On September 24, 2015, Pope Francis made a historic speech to a joint session of the United States Congress. I remember the day very vividly. I was sitting in a big ballroom here at Creighton University while Omaha Catholic high school students were watching the speech in the auditorium one floor below. We all knew it was a historic day for us, for the United States, and for our Church. We were waiting for Pope Francis to come through that door to the Congress floor. When we all heard, “Mr. Speaker, the Pope of the Holy See!”, we all started clapping and applauding. I got the chills. To see the leader of my faith and my Church walk into the halls of a place that makes the laws and policies that make our society function was an amazing moment. Pope Francis walked up to that podium and to see all the lawmakers and politicians applaud him and stand for him made me so proud to be Catholic.

As the speech went on, Pope Francis made some incredible remarks. From speaking about abolishing capital punishment in the world to speaking about the refugee crisis to urging Congress to pass humane immigration reform, Pope Francis was amazingly vocal in what he wanted Congress to be paying attention to. He spoke with urgency, compassion, and in a spirit of dialogue.

But what stood out the most in Pope Francis’ speech was his mention of four inspiring American individuals, who “shaped fundamental values which will endure forever in the spirit of the American people”. These people were Abraham Lincoln, Dr. Martin Luther King, Jr., Dorothy Day, and Thomas Merton. Each person represented values and principles that I think are essential to the American way of life and also to those who desire to bring peace about in this world. These values are unity, equality, community, and dialogue.
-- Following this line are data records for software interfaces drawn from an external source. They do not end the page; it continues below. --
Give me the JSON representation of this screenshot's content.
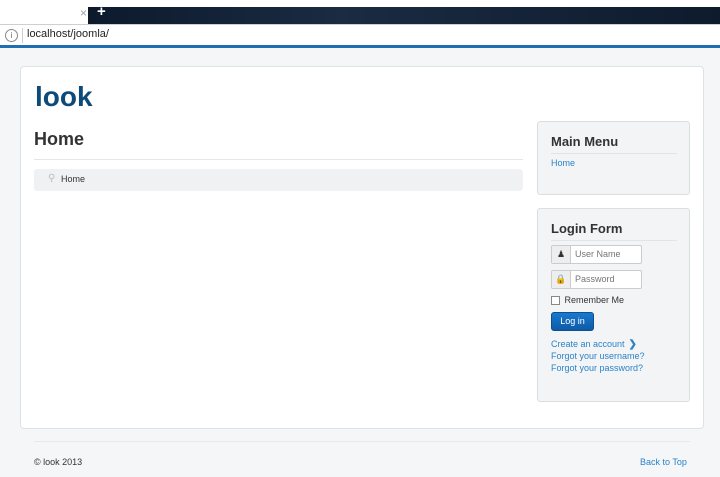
{
  "browser": {
    "url": "localhost/joomla/",
    "close_tab": "×",
    "new_tab": "+"
  },
  "site": {
    "brand": "look",
    "page_title": "Home",
    "breadcrumb": [
      "Home"
    ]
  },
  "main_menu": {
    "title": "Main Menu",
    "items": [
      "Home"
    ]
  },
  "login_form": {
    "title": "Login Form",
    "username_placeholder": "User Name",
    "password_placeholder": "Password",
    "remember_label": "Remember Me",
    "login_button": "Log in",
    "links": [
      "Create an account",
      "Forgot your username?",
      "Forgot your password?"
    ]
  },
  "footer": {
    "copyright": "© look 2013",
    "back_to_top": "Back to Top"
  },
  "colors": {
    "accent": "#2b83c8",
    "brand": "#0d4a78",
    "button": "#1a78d0"
  }
}
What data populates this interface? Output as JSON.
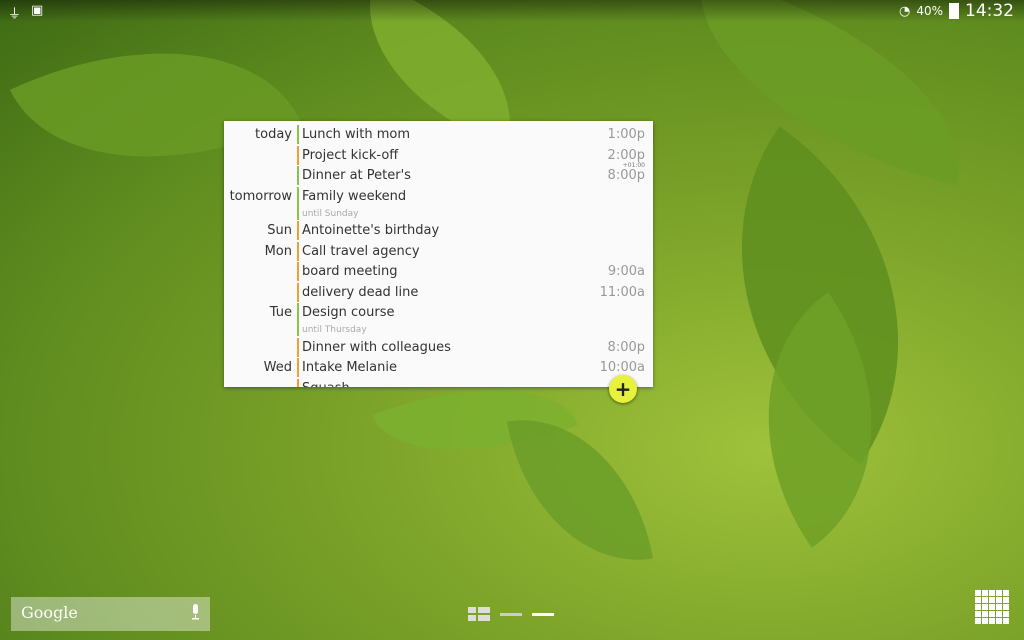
{
  "status_bar": {
    "left_icons": [
      "usb-icon",
      "image-icon"
    ],
    "battery": "40%",
    "time": "14:32"
  },
  "agenda": {
    "rows": [
      {
        "day": "today",
        "title": "Lunch with mom",
        "time": "1:00p",
        "color": "#8bc34a"
      },
      {
        "day": "",
        "title": "Project kick-off",
        "time": "2:00p",
        "color": "#f0a030"
      },
      {
        "day": "",
        "title": "Dinner at Peter's",
        "time": "8:00p",
        "extra": "+01:00",
        "color": "#8bc34a"
      },
      {
        "day": "tomorrow",
        "title": "Family weekend",
        "time": "",
        "sub": "until Sunday",
        "color": "#8bc34a"
      },
      {
        "day": "Sun",
        "title": "Antoinette's birthday",
        "time": "",
        "color": "#f0a030"
      },
      {
        "day": "Mon",
        "title": "Call travel agency",
        "time": "",
        "color": "#f0a030"
      },
      {
        "day": "",
        "title": "board meeting",
        "time": "9:00a",
        "color": "#f0a030"
      },
      {
        "day": "",
        "title": "delivery dead line",
        "time": "11:00a",
        "color": "#f0a030"
      },
      {
        "day": "Tue",
        "title": "Design course",
        "time": "",
        "sub": "until Thursday",
        "color": "#8bc34a"
      },
      {
        "day": "",
        "title": "Dinner with colleagues",
        "time": "8:00p",
        "color": "#f0a030"
      },
      {
        "day": "Wed",
        "title": "Intake Melanie",
        "time": "10:00a",
        "color": "#f0a030"
      },
      {
        "day": "",
        "title": "Squash",
        "time": "",
        "color": "#f0a030"
      }
    ]
  },
  "fab": {
    "label": "+"
  },
  "search": {
    "label": "Google"
  }
}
Abraham Lincoln led the way toward abolishing slavery in the United States and also bringing the country together in a time of crisis. Lincoln exemplified the value of unity by stressing to the people that a Civil War would harm the country awfully. Pope Francis called him “the guardian of liberty,” and Lincoln used this liberty to help bring about unity among the American people. Unity is essential to bringing peace and change in this world because as one human family, we we need each other.

Dr. Martin Luther King, Jr. was one of the most notable and vocal civil rights activists in contemporary American history. He spoke of making American society equal and wished to have his children “not judged by the color of their skin but by the content of their character.” Dr. King wanted to bring about equality and his legacy is still living on in many movements today, from the #BlackLivesMatter movement to the movement to lower the incarceration rate among African-American people. Equality is a principle that is essential to working for peace because when people realize that they are equal because they are human, we can live in peace.

Dorothy Day was the co-founder of the Catholic Worker Movement, which is based in the belief in the inherent dignity of each human person and works to be hospitable to even the most vulnerable in society. Pope Francis said, “…her passion for justice and for the cause of the oppressed, were inspired by the Gospel, her faith, and the example of the saints.” Dorothy wanted to create and build the value of community each and every day. Community is not just a group of people living together, but is one that shares stories, learns from one another, shares in the joys and sorrows, and believes in each other. This concept is vital to making peace known in this world.

Thomas Merton was a Cistercian monk who lived and worked in Southeast Asia in the late 20th century. Thomas Merton is most known for his capacity to dialogue with people of other faiths. Dialogue is a principle that is just as difficult to attain as the others because people are so individualistic and set in their ways but we can look to Thomas Merton as an example of dialogue and how people of different faiths, cultures, genders, and backgrounds can come together and work to make everyone feel fully human – peace.

Pope Francis’ speech will be a great mark in our history for the years to come. But what do we make of it? We need to look to this speech and see the values of unity, equality, community, and dialogue in the four inspiring Americans and in ourselves to make peace known in this crazy, mixed up world we live in.